If your loved one has suffered from any type of abuse while in a care facility, you may be able to file a lawsuit against the nursing home.
Signs of Nursing Home Abuse
It is often difficult for family members to spot elder abuse, particularly if their loved one is unable to communicate with them effectively. In some cases, signs of abuse may be explained away by the patient’s medical condition, such as claiming that a resident suffered broken bones or bruises in a fall. While it can be challenging to spot elder abuse, there are certain symptoms that you should be aware of if your loved one is in a nursing home or residential care center.
First, keep an eye out for mood changes. If a person displays signs of trauma, such as rocking back and forth, seems depressed or confused, becomes withdrawn, or acts agitated or violent, it may be a sign that they are suffering abuse.
Second, be aware of physical changes. If your loved one loses weight for no reason, has trouble sleeping, looks messy or unkempt, or has unexplained bruises, burns, or scars, it may indicate that they are being abused. Similarly, if your loved one develops bed sores or other preventable conditions, it may be a symptom of neglect.
As a family member of a person in a care facility, there are things that you can do to reduce the likelihood of nursing home abuse. When selecting a home, be sure to thoroughly evaluate the facility. Do they have a high turnover rate with staff? What type of oversight is given for staff?
Once you have selected a nursing home, be sure to check in on your family member frequently. Vary the times that you visit, and encourage your loved one to engage in social activities. Keep an eye on their bank accounts and other financial resources so that you can stop financial exploitation early.
Filing a Claim for Nursing Home Abuse
If your loved one has suffered nursing home abuse, the first — and most important step — is to remove them from the facility and to seek treatment for their injuries (physical and mental). It may also be appropriate to report the abuse to the authorities. You may also be able to file a lawsuit with the help of a lawyer.
Nursing home abuse cases are a type of personal injury law. You may be able to recover compensation for the losses that your loved one suffered as a result of the abuse. This may include money for pain and suffering, emotional distress, loss of enjoyment of life, medical bills, and more.
In some cases, you can obtain punitive damages, which are meant to punish a wrongdoer and to deter others from engaging in similar conduct. If the staff of a care facility engaged in intentional abuse, such as hitting, sexual abuse, or over- or under- medicating, punitive damages may be available.
Nursing home abuse cases generally start with a free initial consultation, where a San Rafael nursing home abuse attorney will listen to your story and advise you of your legal rights and options for moving forward with a claim. From there, the law firm will conduct a thorough investigation and perform legal research to determine who can be sued and what claims may be filed.
In many cases, the nursing home’s insurance company will seek to settle the claim against their insured. However, if a settlement cannot be achieved, then the case may proceed to trial, where your lawyer will seek a verdict in your favor from the judge or jury. Hiring an attorney with a track record of success and significant trial experience can increase the likelihood of a favorable outcome, whether through a settlement or at trial.

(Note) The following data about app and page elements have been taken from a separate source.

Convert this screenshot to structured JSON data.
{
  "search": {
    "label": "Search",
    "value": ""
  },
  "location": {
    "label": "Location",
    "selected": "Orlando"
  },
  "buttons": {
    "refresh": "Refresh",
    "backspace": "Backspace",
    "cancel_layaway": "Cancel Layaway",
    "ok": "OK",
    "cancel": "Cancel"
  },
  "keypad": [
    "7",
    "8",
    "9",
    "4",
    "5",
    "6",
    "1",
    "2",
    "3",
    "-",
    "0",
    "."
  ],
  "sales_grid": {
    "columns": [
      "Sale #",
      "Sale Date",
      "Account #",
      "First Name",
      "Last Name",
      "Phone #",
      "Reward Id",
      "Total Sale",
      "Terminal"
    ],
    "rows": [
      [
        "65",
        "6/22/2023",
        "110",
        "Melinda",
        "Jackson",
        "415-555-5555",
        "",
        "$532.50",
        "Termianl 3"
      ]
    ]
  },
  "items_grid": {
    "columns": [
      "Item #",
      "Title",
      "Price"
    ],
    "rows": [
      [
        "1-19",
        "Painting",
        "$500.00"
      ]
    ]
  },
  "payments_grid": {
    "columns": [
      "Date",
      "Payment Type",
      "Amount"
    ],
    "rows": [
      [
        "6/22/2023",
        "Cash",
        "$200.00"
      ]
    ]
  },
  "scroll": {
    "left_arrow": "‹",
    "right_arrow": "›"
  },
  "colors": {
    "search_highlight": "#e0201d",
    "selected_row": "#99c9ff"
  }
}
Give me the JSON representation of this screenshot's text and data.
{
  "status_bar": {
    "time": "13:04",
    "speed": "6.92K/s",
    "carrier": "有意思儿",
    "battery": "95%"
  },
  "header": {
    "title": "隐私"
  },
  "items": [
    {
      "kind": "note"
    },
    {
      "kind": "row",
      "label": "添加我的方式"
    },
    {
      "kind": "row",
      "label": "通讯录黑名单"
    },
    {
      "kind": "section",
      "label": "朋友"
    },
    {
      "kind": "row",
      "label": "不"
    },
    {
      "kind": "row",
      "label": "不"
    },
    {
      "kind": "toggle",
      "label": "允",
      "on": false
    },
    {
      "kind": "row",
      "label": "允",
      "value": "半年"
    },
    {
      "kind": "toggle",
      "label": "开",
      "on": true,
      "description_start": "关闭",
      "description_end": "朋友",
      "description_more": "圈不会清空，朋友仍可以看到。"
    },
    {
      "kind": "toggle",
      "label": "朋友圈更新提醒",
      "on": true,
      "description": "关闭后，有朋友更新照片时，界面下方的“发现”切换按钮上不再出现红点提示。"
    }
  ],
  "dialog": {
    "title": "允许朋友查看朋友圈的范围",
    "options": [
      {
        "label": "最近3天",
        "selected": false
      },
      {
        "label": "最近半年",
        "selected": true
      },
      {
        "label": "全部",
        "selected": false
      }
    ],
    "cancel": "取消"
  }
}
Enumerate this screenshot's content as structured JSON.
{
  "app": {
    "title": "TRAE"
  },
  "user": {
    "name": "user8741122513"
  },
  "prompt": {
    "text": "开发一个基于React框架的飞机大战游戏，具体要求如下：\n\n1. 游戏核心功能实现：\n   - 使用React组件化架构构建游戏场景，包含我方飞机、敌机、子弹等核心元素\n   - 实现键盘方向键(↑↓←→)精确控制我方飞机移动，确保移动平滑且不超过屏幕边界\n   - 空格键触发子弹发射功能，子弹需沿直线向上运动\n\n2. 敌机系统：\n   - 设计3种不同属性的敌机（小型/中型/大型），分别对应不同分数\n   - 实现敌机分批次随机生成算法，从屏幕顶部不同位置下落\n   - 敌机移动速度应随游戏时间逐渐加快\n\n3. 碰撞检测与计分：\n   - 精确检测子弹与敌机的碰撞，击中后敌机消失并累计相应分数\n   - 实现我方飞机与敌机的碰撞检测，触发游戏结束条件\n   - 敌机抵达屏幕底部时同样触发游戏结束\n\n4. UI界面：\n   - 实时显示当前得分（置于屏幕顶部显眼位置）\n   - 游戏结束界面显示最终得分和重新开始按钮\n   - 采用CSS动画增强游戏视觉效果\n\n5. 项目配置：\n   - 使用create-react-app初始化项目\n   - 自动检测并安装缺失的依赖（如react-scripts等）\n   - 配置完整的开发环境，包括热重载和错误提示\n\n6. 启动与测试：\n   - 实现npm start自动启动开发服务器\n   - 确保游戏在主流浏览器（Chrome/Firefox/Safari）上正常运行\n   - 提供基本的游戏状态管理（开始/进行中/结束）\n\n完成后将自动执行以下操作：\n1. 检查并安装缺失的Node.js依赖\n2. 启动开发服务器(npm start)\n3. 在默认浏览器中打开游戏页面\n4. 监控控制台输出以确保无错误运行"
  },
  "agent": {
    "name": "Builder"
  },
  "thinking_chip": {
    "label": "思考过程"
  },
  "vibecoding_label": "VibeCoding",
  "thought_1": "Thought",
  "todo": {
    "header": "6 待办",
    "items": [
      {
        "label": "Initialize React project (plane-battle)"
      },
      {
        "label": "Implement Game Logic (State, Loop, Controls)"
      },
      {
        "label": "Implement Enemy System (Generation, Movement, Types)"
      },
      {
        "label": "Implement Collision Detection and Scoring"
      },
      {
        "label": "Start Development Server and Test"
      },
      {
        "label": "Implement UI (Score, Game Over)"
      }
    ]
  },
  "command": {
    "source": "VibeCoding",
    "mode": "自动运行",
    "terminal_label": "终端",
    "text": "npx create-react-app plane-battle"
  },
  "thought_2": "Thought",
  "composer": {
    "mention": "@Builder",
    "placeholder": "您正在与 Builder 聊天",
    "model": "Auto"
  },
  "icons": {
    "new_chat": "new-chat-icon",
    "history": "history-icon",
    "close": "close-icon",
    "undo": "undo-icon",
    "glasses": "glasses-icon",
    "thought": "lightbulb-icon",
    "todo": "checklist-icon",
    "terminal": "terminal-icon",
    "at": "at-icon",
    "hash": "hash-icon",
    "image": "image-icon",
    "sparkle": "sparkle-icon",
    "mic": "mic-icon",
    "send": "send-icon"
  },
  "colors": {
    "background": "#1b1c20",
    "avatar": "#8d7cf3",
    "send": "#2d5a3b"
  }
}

How We Can Help
We all want to ensure that our loved ones get the best possible care in their golden years. In some cases, that may mean that they need to reside in a nursing home or assisted living facility for their health and safety. if the people entrusted to care for them are abusive, then you may be able to pursue legal action against the facility.
Kuvara Law Firm represents individuals who have suffered nursing home abuse as well as their families. We work hard to help our clients achieve the best possible outcome, and to find a measure of justice after the unthinkable happens. To learn more or to schedule a free initial consultation with a member of our team, reach out online or call us at 415-479-7070.